The Well of Inspiration
Class #1 and 114 Days
Wham, it’s finally almost done. I graduate from The University of Alabama in 114 days with a Masters in Fine Art in Creative Writing. What does that mean? To become Master Tuck? It means the most radical and human of things has happened in 4 years. Change. I am wildly a different person from the person who moved to Tuscaloosa in July of 2018 (?). A metamorphosis of cacophonous transformations have sputtered into a million directions like a wild head of roots or gargantuan prairie full of rockets. One, I have a book. It is approximately 58,000 words. It’s a memoir and a medical investigation into the body and life of my mother, the parts and sides of her I didn’t know. I have a draft and am actively working to get it published (if you know a good literary agent, let me know!) Writing the book changed me and my thinking around my entire story. The inherited story of my life is different because I took on writing this book.
I also have 2000+ hours working for Alabama Public Radio as a student reporter where I learned what it meant to work in a newsroom and with audio storytellling. I have a smattering of knowledge from a wide range of classes. I have many hours teaching and tutoring in my experience box and programming, admin, and research experience.
Largest and most wonderful change of all has getting married last year to the love my life, Meg. One day in November of 2019 I walked across the quad here in Tuscaloosa and my life changed forever.
So, on the journey of change, to completing my loop here, I am going to walk you, the reader of this newsletter through my last class I am teaching as a graduate assistant. It’s a fiction writing class. Today was class number one. An intro class and in it I asked students to create a well on a piece of paper. Like a well where you get water. They had to fill the well with what inspires their writing. How deep does it go? What lurks down there? What fuels their stories?
In the well you can put the places that inspire your writing; the type of people you want to write about; the themes; the categories and subjects; the genres; the writers and creators that have given you a gift—that shock art and entertainment can give a person. Have you felt this watching a movie? Reading? Looking at a painting? You feel something after the experience; you feel licked and whirled by it?
In my class I am asking everyone to write 3 stories through the semester. I am going to join them and write at least 3 myself. I’ll print them here. Next time, I’ll share the one short story from before teaching this class, and that I have finished, 2am. In the fiction world, I have written one short story, one novel, and hundreds of ideas throughout my life ever since I decided I wanted to write. I remember the day. I switched my major to English in Fort Collins, bought a Moleskin, and sat outside Eddy Hall on campus and wrote my first entry. I was 20. No one could have stopped me. I had swerved out of the guaranteed life of creating fake limbs for a living, left the world of healthcare and sports science to be someone who wanted to toil with the arts, and the foggy unknowns of the future. I had zero guidance in this matter. Knowing what I know now though, I might of only offered light direction and talked a bit more about money and safety to my twenty-year-old self, but I would have also told that person go, keep at it. I would have said you can have both and you can make it.

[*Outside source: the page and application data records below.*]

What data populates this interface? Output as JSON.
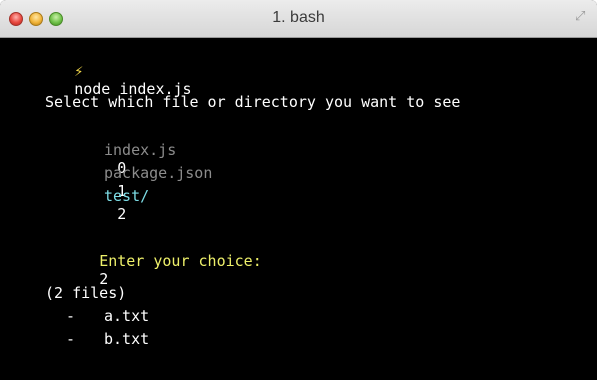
{
  "window": {
    "title": "1. bash"
  },
  "icons": {
    "resize": "fullscreen-arrows-icon",
    "prompt": "lightning-bolt-icon"
  },
  "colors": {
    "background": "#000000",
    "prompt": "#f3d84a",
    "dim_item": "#8c8c8c",
    "directory": "#7ddde6",
    "input_label": "#eef06a"
  },
  "terminal": {
    "prompt_glyph": "⚡",
    "command": "node index.js",
    "question": "Select which file or directory you want to see",
    "items": [
      {
        "index": "0",
        "name": "index.js"
      },
      {
        "index": "1",
        "name": "package.json"
      },
      {
        "index": "2",
        "name": "test/"
      }
    ],
    "choice_label": "Enter your choice:",
    "choice_value": "2",
    "summary": "(2 files)",
    "files": [
      {
        "bullet": "-",
        "name": "a.txt"
      },
      {
        "bullet": "-",
        "name": "b.txt"
      }
    ]
  }
}
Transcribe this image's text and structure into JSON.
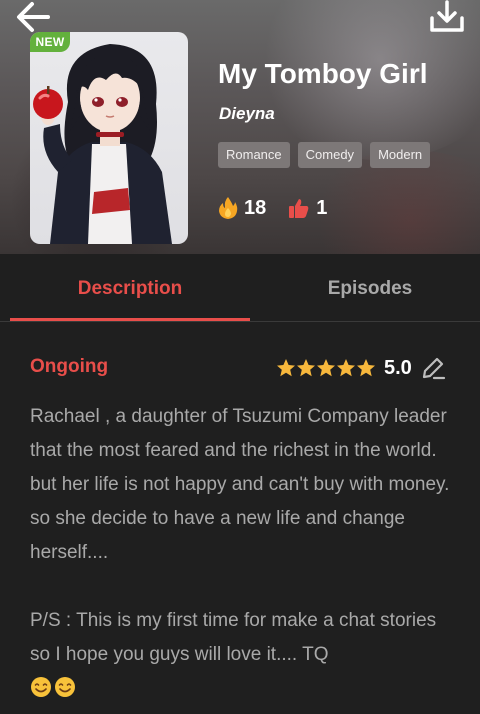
{
  "header": {
    "badge": "NEW",
    "title": "My Tomboy Girl",
    "author": "Dieyna",
    "tags": [
      "Romance",
      "Comedy",
      "Modern"
    ],
    "stats": {
      "fire_count": "18",
      "like_count": "1"
    }
  },
  "tabs": [
    {
      "label": "Description",
      "active": true
    },
    {
      "label": "Episodes",
      "active": false
    }
  ],
  "details": {
    "status": "Ongoing",
    "rating": {
      "stars": 5,
      "score": "5.0"
    },
    "description": [
      "Rachael , a daughter of Tsuzumi Company leader that the most feared and the richest in the world. but her life is not happy and can't buy with money. so she decide to have a new life and change herself....",
      "P/S : This is my first time for make a chat stories so I hope you guys will love it.... TQ"
    ]
  },
  "colors": {
    "accent": "#e84e4a",
    "star": "#f6b73c",
    "badge": "#63b13d"
  },
  "icons": [
    "back-arrow-icon",
    "download-icon",
    "fire-icon",
    "thumbs-up-icon",
    "star-icon",
    "edit-pencil-icon",
    "smile-emoji-icon"
  ]
}
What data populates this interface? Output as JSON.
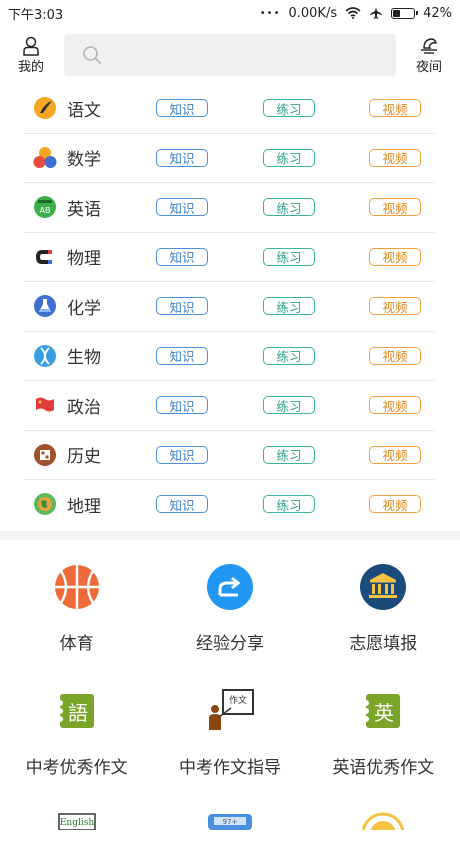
{
  "status_bar": {
    "time": "下午3:03",
    "dots": "•••",
    "speed": "0.00K/s",
    "battery": "42%",
    "battery_level": 42
  },
  "header": {
    "profile_label": "我的",
    "night_label": "夜间",
    "search_placeholder": ""
  },
  "subjects": [
    {
      "name": "语文",
      "icon": "chinese-brush-icon",
      "color": "#f5a623"
    },
    {
      "name": "数学",
      "icon": "math-balls-icon",
      "color": "#e74c3c"
    },
    {
      "name": "英语",
      "icon": "english-ab-icon",
      "color": "#3cae4a"
    },
    {
      "name": "物理",
      "icon": "magnet-icon",
      "color": "#e23b3b"
    },
    {
      "name": "化学",
      "icon": "flask-icon",
      "color": "#3f6fd1"
    },
    {
      "name": "生物",
      "icon": "dna-icon",
      "color": "#3a9fe0"
    },
    {
      "name": "政治",
      "icon": "flag-icon",
      "color": "#e23b3b"
    },
    {
      "name": "历史",
      "icon": "history-book-icon",
      "color": "#a0522d"
    },
    {
      "name": "地理",
      "icon": "globe-icon",
      "color": "#5cb85c"
    }
  ],
  "tags": {
    "knowledge": "知识",
    "practice": "练习",
    "video": "视频"
  },
  "grid": [
    {
      "label": "体育",
      "icon": "basketball-icon"
    },
    {
      "label": "经验分享",
      "icon": "share-icon"
    },
    {
      "label": "志愿填报",
      "icon": "institution-icon"
    },
    {
      "label": "中考优秀作文",
      "icon": "chinese-essay-icon",
      "glyph": "語"
    },
    {
      "label": "中考作文指导",
      "icon": "teacher-board-icon",
      "glyph": "作文"
    },
    {
      "label": "英语优秀作文",
      "icon": "english-essay-icon",
      "glyph": "英"
    }
  ],
  "partial_row": [
    {
      "icon": "english-book-icon",
      "text": "English"
    },
    {
      "icon": "calculator-icon",
      "text": "97+"
    },
    {
      "icon": "sun-icon"
    }
  ]
}
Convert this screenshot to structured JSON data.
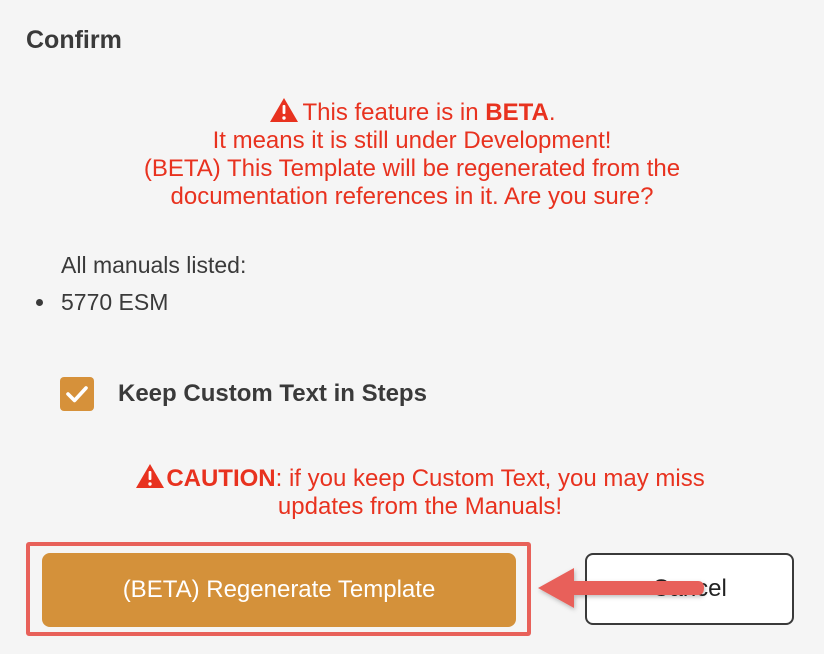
{
  "dialog": {
    "title": "Confirm"
  },
  "beta_notice": {
    "line1_prefix": "This feature is in ",
    "line1_bold": "BETA",
    "line1_suffix": ".",
    "line2": "It means it is still under Development!",
    "line3": "(BETA) This Template will be regenerated from the",
    "line4": "documentation references in it. Are you sure?",
    "icon": "warning-triangle-icon",
    "color": "#e8321f"
  },
  "manuals": {
    "label": "All manuals listed:",
    "items": [
      "5770 ESM"
    ]
  },
  "keep_custom_text": {
    "label": "Keep Custom Text in Steps",
    "checked": true,
    "color": "#d6913a"
  },
  "caution": {
    "bold": "CAUTION",
    "line1_suffix": ": if you keep Custom Text, you may miss",
    "line2": "updates from the Manuals!",
    "icon": "warning-triangle-icon"
  },
  "buttons": {
    "regenerate_label": "(BETA) Regenerate Template",
    "regenerate_color": "#d4913a",
    "cancel_label": "Cancel"
  },
  "annotation": {
    "highlight_color": "#e8615a",
    "arrow_icon": "arrow-left-icon"
  }
}
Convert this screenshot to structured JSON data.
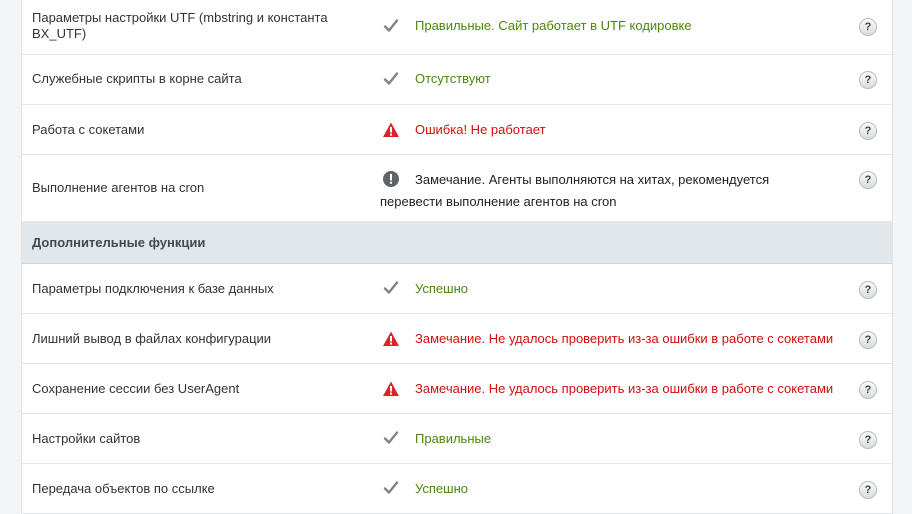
{
  "rows": [
    {
      "label": "Параметры настройки UTF (mbstring и константа BX_UTF)",
      "status": "Правильные. Сайт работает в UTF кодировке",
      "help": "?"
    },
    {
      "label": "Служебные скрипты в корне сайта",
      "status": "Отсутствуют",
      "help": "?"
    },
    {
      "label": "Работа с сокетами",
      "status": "Ошибка! Не работает",
      "help": "?"
    },
    {
      "label": "Выполнение агентов на cron",
      "status": "Замечание. Агенты выполняются на хитах, рекомендуется перевести выполнение агентов на cron",
      "help": "?"
    },
    {
      "label": "Дополнительные функции"
    },
    {
      "label": "Параметры подключения к базе данных",
      "status": "Успешно",
      "help": "?"
    },
    {
      "label": "Лишний вывод в файлах конфигурации",
      "status": "Замечание. Не удалось проверить из-за ошибки в работе с сокетами",
      "help": "?"
    },
    {
      "label": "Сохранение сессии без UserAgent",
      "status": "Замечание. Не удалось проверить из-за ошибки в работе с сокетами",
      "help": "?"
    },
    {
      "label": "Настройки сайтов",
      "status": "Правильные",
      "help": "?"
    },
    {
      "label": "Передача объектов по ссылке",
      "status": "Успешно",
      "help": "?"
    }
  ],
  "icons": {
    "ok": "check-icon",
    "error": "warning-triangle-icon",
    "notice": "exclamation-circle-icon",
    "help": "question-icon"
  },
  "colors": {
    "ok": "#49880b",
    "error": "#d20f0f",
    "section_bg": "#e1e7ea"
  }
}
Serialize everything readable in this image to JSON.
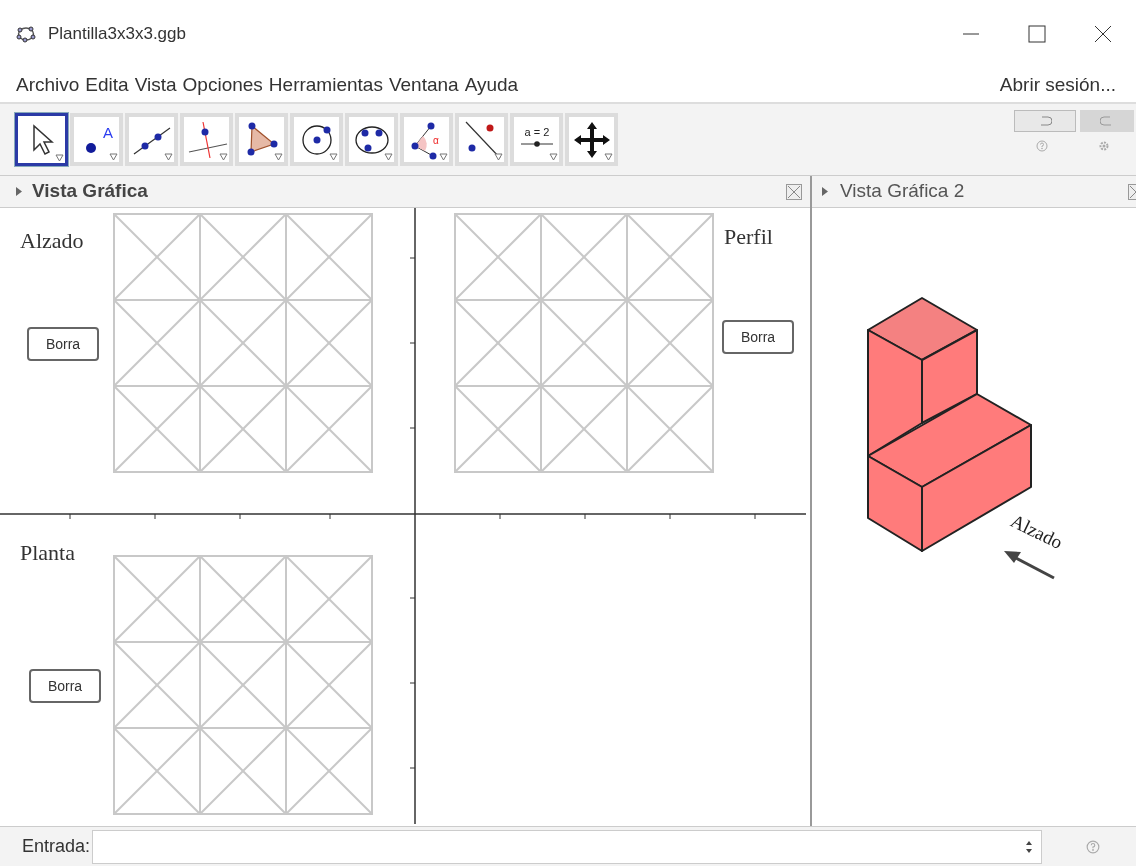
{
  "window": {
    "title": "Plantilla3x3x3.ggb"
  },
  "menu": {
    "items": [
      "Archivo",
      "Edita",
      "Vista",
      "Opciones",
      "Herramientas",
      "Ventana",
      "Ayuda"
    ],
    "sign_in": "Abrir sesión..."
  },
  "toolbar": {
    "tools": [
      {
        "kind": "move",
        "selected": true
      },
      {
        "kind": "point",
        "glyph": "A",
        "selected": false
      },
      {
        "kind": "line",
        "selected": false
      },
      {
        "kind": "perpendicular",
        "selected": false
      },
      {
        "kind": "polygon",
        "selected": false
      },
      {
        "kind": "circle",
        "selected": false
      },
      {
        "kind": "conic",
        "selected": false
      },
      {
        "kind": "angle",
        "glyph": "α",
        "selected": false
      },
      {
        "kind": "reflect",
        "selected": false
      },
      {
        "kind": "slider",
        "glyph": "a = 2",
        "selected": false
      },
      {
        "kind": "move-view",
        "selected": false
      }
    ]
  },
  "graphics_view": {
    "title": "Vista Gráfica",
    "grids": [
      {
        "label": "Alzado",
        "button": "Borra"
      },
      {
        "label": "Perfil",
        "button": "Borra"
      },
      {
        "label": "Planta",
        "button": "Borra"
      }
    ]
  },
  "graphics_view_2": {
    "title": "Vista Gráfica 2",
    "direction_label": "Alzado"
  },
  "input_bar": {
    "label": "Entrada:"
  }
}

Through my years of wanting to write, to be a master of sorts, I have struggled loving myself. I have been obsessed with becoming a journalist, or some writer for Outside Magazine or National Geographic, always hoping that’d I morph into that some day. To show that I can write and be paid and be safe and adult. It’s not just a hobby! I have had such fear in this journey and let that fear squash out all action. There has also been another part of me, a whole ocean of me who likes stories, comics, science fiction, short stories, hunked-out novels that I have shut off because fiction writing is not a job. Or a serious one. I have always arm wrestled with this feeling: I am a fraud and writing won’t feed you or house you or retire you or give you travel money. All true if you sit and worry about it. Which I have spent nearly a decade of time worrying about it. I have spent an adulthood trying to self-invent, transform, conjuring ideas, trying job after job and believing I couldn’t become the person I wanted to be. What I have learned in these four years is that I am exactly who I want to be. The future is dark, as Virginia Woolf has written. Meaning we can’t see it. We can’t know it.Darkness is good. The future is full of things you don’t know. You have no idea. All you can do is create and go into it.
I have found out I am good at lots of things that give a person money. I am good at teaching for instance. I am good at writing. I think I could make money at both and also make my tiny universe of influence a better place, or try to at least. I want to give to people what good teachers and writers have given me.
So, anyways, every Tuesday and Thursday, I’ll update readers with the exercise or theme from the class. If you like writing, take out a fresh sheet and draw a well. Make your best one. Give it bricks or grass, grit on the sides, maybe a pail on the side, and then write what you draw from. What inspires you to keep writing despite what the world might tell you.
See you next time.